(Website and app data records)
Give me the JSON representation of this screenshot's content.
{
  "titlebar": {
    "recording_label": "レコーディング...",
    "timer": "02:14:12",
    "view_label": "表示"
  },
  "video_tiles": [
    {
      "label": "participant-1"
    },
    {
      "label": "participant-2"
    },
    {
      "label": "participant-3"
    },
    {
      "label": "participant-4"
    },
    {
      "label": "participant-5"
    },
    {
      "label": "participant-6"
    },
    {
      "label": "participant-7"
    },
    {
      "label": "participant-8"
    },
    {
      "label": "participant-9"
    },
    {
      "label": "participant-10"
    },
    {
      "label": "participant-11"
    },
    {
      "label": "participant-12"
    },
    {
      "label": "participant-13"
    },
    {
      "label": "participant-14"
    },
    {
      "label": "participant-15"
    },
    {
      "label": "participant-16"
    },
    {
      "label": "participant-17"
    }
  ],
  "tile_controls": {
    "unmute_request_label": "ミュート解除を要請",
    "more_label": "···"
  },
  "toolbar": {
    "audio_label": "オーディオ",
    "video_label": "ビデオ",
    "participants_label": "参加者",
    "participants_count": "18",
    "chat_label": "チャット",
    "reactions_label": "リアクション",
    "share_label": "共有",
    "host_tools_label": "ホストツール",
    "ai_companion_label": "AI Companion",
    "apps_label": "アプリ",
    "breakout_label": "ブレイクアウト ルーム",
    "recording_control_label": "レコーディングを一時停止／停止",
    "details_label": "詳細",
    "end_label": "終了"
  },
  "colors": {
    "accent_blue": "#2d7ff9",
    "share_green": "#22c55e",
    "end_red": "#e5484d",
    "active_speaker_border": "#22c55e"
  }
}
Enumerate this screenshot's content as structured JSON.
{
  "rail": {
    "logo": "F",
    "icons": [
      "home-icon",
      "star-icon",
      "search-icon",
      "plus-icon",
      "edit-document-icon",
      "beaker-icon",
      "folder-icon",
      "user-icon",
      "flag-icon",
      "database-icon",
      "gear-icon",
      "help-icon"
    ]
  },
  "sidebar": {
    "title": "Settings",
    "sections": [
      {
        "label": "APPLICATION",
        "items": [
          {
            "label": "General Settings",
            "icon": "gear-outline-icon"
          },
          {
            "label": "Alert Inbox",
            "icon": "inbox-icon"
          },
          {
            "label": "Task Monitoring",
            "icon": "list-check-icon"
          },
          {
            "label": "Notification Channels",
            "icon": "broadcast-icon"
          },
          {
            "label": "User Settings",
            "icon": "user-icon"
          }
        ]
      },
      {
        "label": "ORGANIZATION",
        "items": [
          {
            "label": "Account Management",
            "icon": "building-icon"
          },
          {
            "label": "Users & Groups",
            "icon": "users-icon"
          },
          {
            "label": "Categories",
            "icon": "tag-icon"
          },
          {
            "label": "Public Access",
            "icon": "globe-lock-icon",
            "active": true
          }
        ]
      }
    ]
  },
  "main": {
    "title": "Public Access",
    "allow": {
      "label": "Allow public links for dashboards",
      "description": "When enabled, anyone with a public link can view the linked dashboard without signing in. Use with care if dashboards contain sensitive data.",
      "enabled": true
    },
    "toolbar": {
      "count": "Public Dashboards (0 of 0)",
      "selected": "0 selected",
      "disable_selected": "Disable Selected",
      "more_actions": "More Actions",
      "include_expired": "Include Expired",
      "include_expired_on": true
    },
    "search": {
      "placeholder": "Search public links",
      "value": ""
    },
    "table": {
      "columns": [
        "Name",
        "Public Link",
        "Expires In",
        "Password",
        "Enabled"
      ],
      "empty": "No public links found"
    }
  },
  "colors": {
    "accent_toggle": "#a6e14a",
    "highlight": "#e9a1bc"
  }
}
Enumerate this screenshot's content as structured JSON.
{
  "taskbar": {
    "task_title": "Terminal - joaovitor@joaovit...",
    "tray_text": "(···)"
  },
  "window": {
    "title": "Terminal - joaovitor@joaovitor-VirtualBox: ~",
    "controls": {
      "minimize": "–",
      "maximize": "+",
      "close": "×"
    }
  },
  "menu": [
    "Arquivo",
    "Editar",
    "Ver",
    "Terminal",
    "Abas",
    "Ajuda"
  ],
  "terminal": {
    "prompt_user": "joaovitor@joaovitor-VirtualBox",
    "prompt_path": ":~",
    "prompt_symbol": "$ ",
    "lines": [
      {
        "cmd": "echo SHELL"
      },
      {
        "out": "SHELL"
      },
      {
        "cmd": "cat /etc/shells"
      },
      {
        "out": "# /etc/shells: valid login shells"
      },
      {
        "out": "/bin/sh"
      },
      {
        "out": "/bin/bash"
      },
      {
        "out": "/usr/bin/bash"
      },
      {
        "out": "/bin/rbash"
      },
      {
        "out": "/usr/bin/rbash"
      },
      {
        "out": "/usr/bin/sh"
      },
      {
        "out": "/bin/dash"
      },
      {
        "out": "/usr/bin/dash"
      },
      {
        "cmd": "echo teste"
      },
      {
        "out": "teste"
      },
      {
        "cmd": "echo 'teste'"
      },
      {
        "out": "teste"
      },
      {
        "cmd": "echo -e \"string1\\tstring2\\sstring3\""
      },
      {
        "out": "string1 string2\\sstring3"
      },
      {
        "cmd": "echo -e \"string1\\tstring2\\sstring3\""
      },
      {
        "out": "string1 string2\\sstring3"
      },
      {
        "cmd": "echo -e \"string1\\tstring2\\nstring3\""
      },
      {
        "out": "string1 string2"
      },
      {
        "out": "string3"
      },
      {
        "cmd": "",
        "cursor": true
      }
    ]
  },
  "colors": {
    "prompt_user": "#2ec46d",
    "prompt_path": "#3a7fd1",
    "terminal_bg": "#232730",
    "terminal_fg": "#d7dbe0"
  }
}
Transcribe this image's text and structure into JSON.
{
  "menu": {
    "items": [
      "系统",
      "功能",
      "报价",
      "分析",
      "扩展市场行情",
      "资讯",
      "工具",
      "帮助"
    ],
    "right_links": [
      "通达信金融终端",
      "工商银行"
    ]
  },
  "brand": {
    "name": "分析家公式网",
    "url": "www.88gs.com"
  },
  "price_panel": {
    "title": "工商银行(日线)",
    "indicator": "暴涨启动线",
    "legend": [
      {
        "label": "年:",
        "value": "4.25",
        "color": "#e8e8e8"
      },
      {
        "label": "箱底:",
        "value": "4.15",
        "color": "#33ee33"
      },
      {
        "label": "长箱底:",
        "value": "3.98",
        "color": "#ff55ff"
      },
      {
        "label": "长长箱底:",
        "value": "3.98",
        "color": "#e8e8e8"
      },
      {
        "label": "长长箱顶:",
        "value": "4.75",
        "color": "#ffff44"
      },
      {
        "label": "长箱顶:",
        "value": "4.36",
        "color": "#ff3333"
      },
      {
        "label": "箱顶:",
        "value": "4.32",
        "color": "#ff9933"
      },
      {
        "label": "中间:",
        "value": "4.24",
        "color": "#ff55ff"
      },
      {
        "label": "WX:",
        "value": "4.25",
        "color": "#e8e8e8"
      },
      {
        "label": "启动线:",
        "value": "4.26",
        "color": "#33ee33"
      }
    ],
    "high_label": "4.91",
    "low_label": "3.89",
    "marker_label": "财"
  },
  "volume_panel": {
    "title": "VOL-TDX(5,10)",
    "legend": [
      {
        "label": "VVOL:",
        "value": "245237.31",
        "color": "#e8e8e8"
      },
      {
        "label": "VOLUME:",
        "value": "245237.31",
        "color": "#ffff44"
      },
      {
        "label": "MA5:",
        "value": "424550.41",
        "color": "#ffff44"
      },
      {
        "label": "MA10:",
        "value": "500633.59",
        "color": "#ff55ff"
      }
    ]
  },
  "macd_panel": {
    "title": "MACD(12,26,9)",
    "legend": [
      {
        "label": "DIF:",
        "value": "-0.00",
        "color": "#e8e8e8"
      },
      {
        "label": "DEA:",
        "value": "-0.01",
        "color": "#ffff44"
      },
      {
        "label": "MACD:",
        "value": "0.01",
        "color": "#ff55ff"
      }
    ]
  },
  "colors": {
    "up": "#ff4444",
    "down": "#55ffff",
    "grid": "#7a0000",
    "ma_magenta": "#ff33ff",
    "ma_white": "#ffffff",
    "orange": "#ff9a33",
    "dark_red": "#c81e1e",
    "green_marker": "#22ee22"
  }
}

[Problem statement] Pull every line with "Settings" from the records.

[Response to this exercise]
    "title": "Settings",
            "label": "General Settings",
            "label": "User Settings",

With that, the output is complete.